Thompson and I met high up on the Belt Road to see her latest passion, an unusual bird sanctuary known simply as Kipuka 21. She’s been a volunteer there lately, swinging a pick-ax and clearing brush as they build a new trail and boardwalk through the park. On the day we visited, no work was going on and the gate was locked, but she was eager to show me what all the fuss was about. Leaning against the fence, she told me the story of the project.
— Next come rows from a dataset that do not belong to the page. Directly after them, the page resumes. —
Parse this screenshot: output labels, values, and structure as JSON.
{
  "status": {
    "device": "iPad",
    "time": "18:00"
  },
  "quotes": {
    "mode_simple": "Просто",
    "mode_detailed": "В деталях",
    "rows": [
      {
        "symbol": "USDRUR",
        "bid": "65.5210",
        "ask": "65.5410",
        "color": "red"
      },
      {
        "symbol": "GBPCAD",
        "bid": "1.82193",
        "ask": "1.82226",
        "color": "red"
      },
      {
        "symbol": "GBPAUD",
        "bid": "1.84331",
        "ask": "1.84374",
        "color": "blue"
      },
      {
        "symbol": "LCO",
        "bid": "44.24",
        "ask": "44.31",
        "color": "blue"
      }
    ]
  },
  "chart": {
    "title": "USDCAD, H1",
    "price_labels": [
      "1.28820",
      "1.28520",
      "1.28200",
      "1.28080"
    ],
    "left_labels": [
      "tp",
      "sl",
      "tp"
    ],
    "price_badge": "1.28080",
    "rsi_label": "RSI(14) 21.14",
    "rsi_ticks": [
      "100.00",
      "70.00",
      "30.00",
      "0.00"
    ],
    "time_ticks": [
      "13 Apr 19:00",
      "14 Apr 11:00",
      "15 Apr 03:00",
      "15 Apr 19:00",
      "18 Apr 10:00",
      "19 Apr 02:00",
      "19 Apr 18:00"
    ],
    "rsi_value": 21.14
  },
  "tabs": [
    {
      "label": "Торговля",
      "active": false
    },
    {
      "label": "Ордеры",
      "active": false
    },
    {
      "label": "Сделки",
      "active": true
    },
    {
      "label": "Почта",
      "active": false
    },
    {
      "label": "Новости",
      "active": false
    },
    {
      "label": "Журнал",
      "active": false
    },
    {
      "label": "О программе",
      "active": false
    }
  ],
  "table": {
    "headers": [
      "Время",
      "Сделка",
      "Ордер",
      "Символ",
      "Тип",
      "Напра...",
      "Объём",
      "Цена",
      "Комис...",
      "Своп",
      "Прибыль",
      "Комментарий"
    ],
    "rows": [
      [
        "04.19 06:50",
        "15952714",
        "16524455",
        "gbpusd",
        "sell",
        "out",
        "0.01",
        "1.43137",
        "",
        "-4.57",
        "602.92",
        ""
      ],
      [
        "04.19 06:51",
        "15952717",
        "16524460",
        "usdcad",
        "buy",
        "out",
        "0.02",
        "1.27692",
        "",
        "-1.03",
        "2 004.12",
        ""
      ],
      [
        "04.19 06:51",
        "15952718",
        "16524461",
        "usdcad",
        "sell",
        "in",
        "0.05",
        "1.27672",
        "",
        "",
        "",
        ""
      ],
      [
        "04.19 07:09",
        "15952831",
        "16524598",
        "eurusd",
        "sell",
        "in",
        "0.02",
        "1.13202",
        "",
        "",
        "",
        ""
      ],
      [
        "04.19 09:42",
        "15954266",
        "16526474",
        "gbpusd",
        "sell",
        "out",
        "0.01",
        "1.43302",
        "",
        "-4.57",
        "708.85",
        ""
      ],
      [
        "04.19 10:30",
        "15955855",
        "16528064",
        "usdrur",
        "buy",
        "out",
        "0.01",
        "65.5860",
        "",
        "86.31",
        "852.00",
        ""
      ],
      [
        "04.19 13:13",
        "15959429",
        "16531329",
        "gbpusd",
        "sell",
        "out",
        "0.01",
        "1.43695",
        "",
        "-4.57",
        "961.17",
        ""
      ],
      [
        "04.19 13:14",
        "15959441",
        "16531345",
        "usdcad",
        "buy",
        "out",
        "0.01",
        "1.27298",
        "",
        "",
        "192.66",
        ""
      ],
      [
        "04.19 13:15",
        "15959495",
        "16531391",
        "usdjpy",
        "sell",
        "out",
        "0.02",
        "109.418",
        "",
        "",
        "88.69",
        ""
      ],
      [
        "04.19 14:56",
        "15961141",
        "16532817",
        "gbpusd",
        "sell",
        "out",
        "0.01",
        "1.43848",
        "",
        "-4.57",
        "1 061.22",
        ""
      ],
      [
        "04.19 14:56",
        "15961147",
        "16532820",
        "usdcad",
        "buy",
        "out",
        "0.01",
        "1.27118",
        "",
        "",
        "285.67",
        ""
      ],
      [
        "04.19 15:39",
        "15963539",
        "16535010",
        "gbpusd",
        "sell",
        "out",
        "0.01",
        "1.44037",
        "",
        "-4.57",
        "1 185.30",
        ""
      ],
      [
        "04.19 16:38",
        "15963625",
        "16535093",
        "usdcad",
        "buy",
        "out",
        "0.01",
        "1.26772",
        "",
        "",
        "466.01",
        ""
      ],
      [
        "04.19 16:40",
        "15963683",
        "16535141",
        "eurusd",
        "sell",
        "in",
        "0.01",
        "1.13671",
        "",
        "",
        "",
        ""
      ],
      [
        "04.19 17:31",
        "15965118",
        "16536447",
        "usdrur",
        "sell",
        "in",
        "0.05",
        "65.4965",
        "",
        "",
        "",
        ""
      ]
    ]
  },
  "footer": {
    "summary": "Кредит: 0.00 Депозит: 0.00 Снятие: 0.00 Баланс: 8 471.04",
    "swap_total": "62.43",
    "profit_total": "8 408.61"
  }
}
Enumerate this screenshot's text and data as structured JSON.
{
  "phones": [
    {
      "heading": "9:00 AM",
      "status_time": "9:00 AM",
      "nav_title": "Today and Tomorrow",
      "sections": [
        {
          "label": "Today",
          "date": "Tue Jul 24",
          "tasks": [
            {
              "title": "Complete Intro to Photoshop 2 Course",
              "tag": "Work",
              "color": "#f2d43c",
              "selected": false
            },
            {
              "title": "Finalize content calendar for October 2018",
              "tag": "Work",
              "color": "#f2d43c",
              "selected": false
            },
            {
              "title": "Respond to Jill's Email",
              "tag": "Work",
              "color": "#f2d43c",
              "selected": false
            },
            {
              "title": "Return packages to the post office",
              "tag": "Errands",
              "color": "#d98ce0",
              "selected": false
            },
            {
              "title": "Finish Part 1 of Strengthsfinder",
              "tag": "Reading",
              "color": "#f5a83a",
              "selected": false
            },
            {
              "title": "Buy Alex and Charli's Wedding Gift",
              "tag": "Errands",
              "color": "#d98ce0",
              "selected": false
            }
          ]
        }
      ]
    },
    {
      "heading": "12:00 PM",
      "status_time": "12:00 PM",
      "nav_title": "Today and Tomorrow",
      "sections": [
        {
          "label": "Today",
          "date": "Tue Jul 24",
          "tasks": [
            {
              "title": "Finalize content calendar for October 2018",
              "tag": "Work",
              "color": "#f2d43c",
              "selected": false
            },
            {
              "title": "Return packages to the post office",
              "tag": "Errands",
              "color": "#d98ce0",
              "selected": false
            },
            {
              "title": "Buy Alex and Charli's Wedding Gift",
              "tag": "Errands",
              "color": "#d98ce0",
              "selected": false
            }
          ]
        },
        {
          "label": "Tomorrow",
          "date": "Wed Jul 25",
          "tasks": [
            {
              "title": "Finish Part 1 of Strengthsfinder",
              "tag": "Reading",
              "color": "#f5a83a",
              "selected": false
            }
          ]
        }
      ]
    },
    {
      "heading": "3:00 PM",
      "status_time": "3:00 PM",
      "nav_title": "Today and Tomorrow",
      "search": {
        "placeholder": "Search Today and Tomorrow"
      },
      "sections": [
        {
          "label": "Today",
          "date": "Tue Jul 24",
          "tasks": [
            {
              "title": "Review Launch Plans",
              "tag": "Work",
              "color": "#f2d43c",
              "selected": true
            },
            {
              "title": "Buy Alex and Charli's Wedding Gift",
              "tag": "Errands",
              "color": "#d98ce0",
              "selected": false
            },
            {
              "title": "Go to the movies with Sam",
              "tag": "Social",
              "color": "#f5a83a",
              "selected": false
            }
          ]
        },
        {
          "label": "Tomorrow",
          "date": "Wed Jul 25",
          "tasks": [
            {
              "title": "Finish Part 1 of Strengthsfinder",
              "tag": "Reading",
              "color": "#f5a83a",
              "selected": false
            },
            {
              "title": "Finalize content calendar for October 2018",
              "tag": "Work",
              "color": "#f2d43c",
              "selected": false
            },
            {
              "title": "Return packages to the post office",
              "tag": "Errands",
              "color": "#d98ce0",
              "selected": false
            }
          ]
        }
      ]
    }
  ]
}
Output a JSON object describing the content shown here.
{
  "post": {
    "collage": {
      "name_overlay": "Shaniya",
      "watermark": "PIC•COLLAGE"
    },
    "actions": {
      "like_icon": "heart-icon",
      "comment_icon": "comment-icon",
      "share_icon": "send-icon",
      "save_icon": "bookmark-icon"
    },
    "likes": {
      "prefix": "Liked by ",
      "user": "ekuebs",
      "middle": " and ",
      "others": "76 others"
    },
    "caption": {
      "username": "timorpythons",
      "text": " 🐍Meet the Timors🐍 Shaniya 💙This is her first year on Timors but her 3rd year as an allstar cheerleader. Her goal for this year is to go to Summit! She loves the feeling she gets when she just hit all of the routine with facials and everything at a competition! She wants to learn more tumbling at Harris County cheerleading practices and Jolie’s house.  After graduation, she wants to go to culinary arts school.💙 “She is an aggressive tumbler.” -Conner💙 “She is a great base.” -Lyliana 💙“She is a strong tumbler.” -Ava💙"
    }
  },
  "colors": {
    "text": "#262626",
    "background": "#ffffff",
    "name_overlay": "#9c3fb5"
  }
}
A kipuka is a uniquely Hawaiian part of the landscape. Geologically, it’s an area of forest or native vegetation that has been isolated by lava flows. When the flows are high, as they are at Kipuka 21, they leave deep, mysterious hollows. Even though the surrounding area may be scrub or barren lava, kipuka often contain lush vegetation. And they harbor some of Hawai‘i’s rarest habitat. The state, in an unusual attempt to take advantage of this, has chosen Kipuka 21 as the place to reintroduce two endangered Hawaiian birds—the ‘akepa and the Hawaiian creeper, both bred in captivity—back into the wild. They should feel right at home. The trail loops deep into the other-worldly landscape of the kipuka, through lichen-covered ‘ohi‘a, fluttering ‘olapalapa, and the almost-perpetual mist of the clouds sweeping through. At its edge, we can hear the twitter of unseen ‘i‘iwi in the brush, and Thompson points out some of the precautions being taken for the rare birds here. “Eventually, this trail is going to be a boardwalk,” she says, “so people don’t disturb the habitat.” And, gesturing toward the stout fence that’s keeping us from entering, she says, “That fence is buried three feet into the ground, to keep out the pigs.”
For a while, we stare down into the kipuka, trying to envision future flocks of endangered birds in the trees. In a sense, Kipuka 21 represents a new evolution in Hawaiian trails. After all, it’s a path that goes nowhere. It connects to no other trails. It links no communities. In the end, though, it’s not so different from the King’s Trail or the Ala Kahakai or the Lower Hamakua Ditch Trail. It’s still a bridge to the past, its vestigial landscape and precious bird life serving as living counterparts to the petroglyphs and heiau that line the ancient trails.
But then I’m struck by a realization: The Big Island’s trails aren’t just nostalgic; there’s something distinctly forward-looking about them. And I can’t help but think of something Dennis Hart said back at Honaunau. “Sometimes people ask me why I care about the trail. ‘It only takes you to the next village,’ they say. But I think there’s more. I think these trails not only teach us where we came from; they also take us to our future.”